* **TASK INSTRUCTIONS**
Would you write out the entries again, exactly as they are, but without images?

[[ DATA LISTING open ]]

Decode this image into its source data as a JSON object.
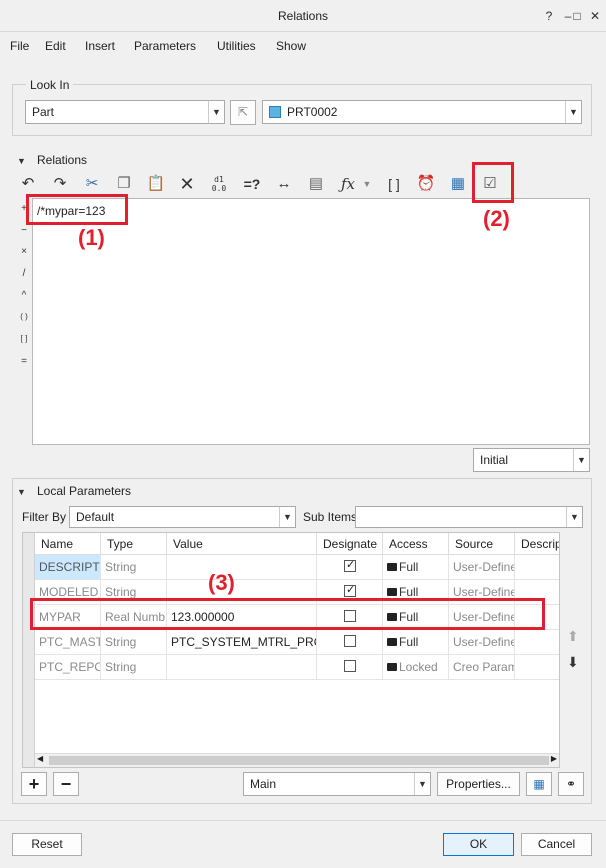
{
  "window": {
    "title": "Relations",
    "controls": [
      "?",
      "–",
      "□",
      "✕"
    ]
  },
  "menu": [
    "File",
    "Edit",
    "Insert",
    "Parameters",
    "Utilities",
    "Show"
  ],
  "look_in": {
    "label": "Look In",
    "type_value": "Part",
    "model_value": "PRT0002"
  },
  "relations": {
    "label": "Relations",
    "editor_text": "/*mypar=123",
    "side_operators": [
      "+",
      "−",
      "×",
      "/",
      "^",
      "( )",
      "[ ]",
      "="
    ],
    "toolbar_icons": [
      "undo-icon",
      "redo-icon",
      "cut-icon",
      "copy-icon",
      "paste-icon",
      "delete-icon",
      "display-values-icon",
      "evaluate-icon",
      "insert-dimension-icon",
      "sort-icon",
      "insert-function-icon",
      "parentheses-icon",
      "units-icon",
      "insert-parameter-icon",
      "verify-relations-icon"
    ],
    "insert_params_glyph": "d1\n0.0",
    "evaluate_glyph": "=?",
    "function_glyph": "ƒx",
    "brackets_glyph": "[ ]",
    "phase_value": "Initial"
  },
  "local_parameters": {
    "label": "Local Parameters",
    "filter_by_label": "Filter By",
    "filter_by_value": "Default",
    "sub_items_label": "Sub Items",
    "sub_items_value": "",
    "columns": [
      "Name",
      "Type",
      "Value",
      "Designate",
      "Access",
      "Source",
      "Descrip"
    ],
    "rows": [
      {
        "name": "DESCRIPTIC",
        "type": "String",
        "value": "",
        "designate": true,
        "access": "Full",
        "source": "User-Define"
      },
      {
        "name": "MODELED_",
        "type": "String",
        "value": "",
        "designate": true,
        "access": "Full",
        "source": "User-Define"
      },
      {
        "name": "MYPAR",
        "type": "Real Numb",
        "value": "123.000000",
        "designate": false,
        "access": "Full",
        "source": "User-Define"
      },
      {
        "name": "PTC_MASTE",
        "type": "String",
        "value": "PTC_SYSTEM_MTRL_PROPS",
        "designate": false,
        "access": "Full",
        "source": "User-Define"
      },
      {
        "name": "PTC_REPOR",
        "type": "String",
        "value": "",
        "designate": false,
        "access": "Locked",
        "source": "Creo Param"
      }
    ],
    "add_button": "+",
    "remove_button": "−",
    "view_value": "Main",
    "properties_button": "Properties..."
  },
  "footer": {
    "reset": "Reset",
    "ok": "OK",
    "cancel": "Cancel"
  },
  "annotations": {
    "callout_1": "(1)",
    "callout_2": "(2)",
    "callout_3": "(3)",
    "color": "#e0202e"
  },
  "colors": {
    "selected_row_bg": "#cce8ff",
    "name_highlight": "#cce8ff",
    "ok_border": "#0078d7"
  }
}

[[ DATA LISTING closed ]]

* **SOLUTION TO THIS TASK**
Decode this image into its source data as a JSON object.
{
  "window": {
    "title": "Relations",
    "controls": [
      "?",
      "–",
      "□",
      "✕"
    ]
  },
  "menu": [
    "File",
    "Edit",
    "Insert",
    "Parameters",
    "Utilities",
    "Show"
  ],
  "look_in": {
    "label": "Look In",
    "type_value": "Part",
    "model_value": "PRT0002"
  },
  "relations": {
    "label": "Relations",
    "editor_text": "/*mypar=123",
    "side_operators": [
      "+",
      "−",
      "×",
      "/",
      "^",
      "( )",
      "[ ]",
      "="
    ],
    "toolbar_icons": [
      "undo-icon",
      "redo-icon",
      "cut-icon",
      "copy-icon",
      "paste-icon",
      "delete-icon",
      "display-values-icon",
      "evaluate-icon",
      "insert-dimension-icon",
      "sort-icon",
      "insert-function-icon",
      "parentheses-icon",
      "units-icon",
      "insert-parameter-icon",
      "verify-relations-icon"
    ],
    "insert_params_glyph": "d1\n0.0",
    "evaluate_glyph": "=?",
    "function_glyph": "ƒx",
    "brackets_glyph": "[ ]",
    "phase_value": "Initial"
  },
  "local_parameters": {
    "label": "Local Parameters",
    "filter_by_label": "Filter By",
    "filter_by_value": "Default",
    "sub_items_label": "Sub Items",
    "sub_items_value": "",
    "columns": [
      "Name",
      "Type",
      "Value",
      "Designate",
      "Access",
      "Source",
      "Descrip"
    ],
    "rows": [
      {
        "name": "DESCRIPTIC",
        "type": "String",
        "value": "",
        "designate": true,
        "access": "Full",
        "source": "User-Define"
      },
      {
        "name": "MODELED_",
        "type": "String",
        "value": "",
        "designate": true,
        "access": "Full",
        "source": "User-Define"
      },
      {
        "name": "MYPAR",
        "type": "Real Numb",
        "value": "123.000000",
        "designate": false,
        "access": "Full",
        "source": "User-Define"
      },
      {
        "name": "PTC_MASTE",
        "type": "String",
        "value": "PTC_SYSTEM_MTRL_PROPS",
        "designate": false,
        "access": "Full",
        "source": "User-Define"
      },
      {
        "name": "PTC_REPOR",
        "type": "String",
        "value": "",
        "designate": false,
        "access": "Locked",
        "source": "Creo Param"
      }
    ],
    "add_button": "+",
    "remove_button": "−",
    "view_value": "Main",
    "properties_button": "Properties..."
  },
  "footer": {
    "reset": "Reset",
    "ok": "OK",
    "cancel": "Cancel"
  },
  "annotations": {
    "callout_1": "(1)",
    "callout_2": "(2)",
    "callout_3": "(3)",
    "color": "#e0202e"
  },
  "colors": {
    "selected_row_bg": "#cce8ff",
    "name_highlight": "#cce8ff",
    "ok_border": "#0078d7"
  }
}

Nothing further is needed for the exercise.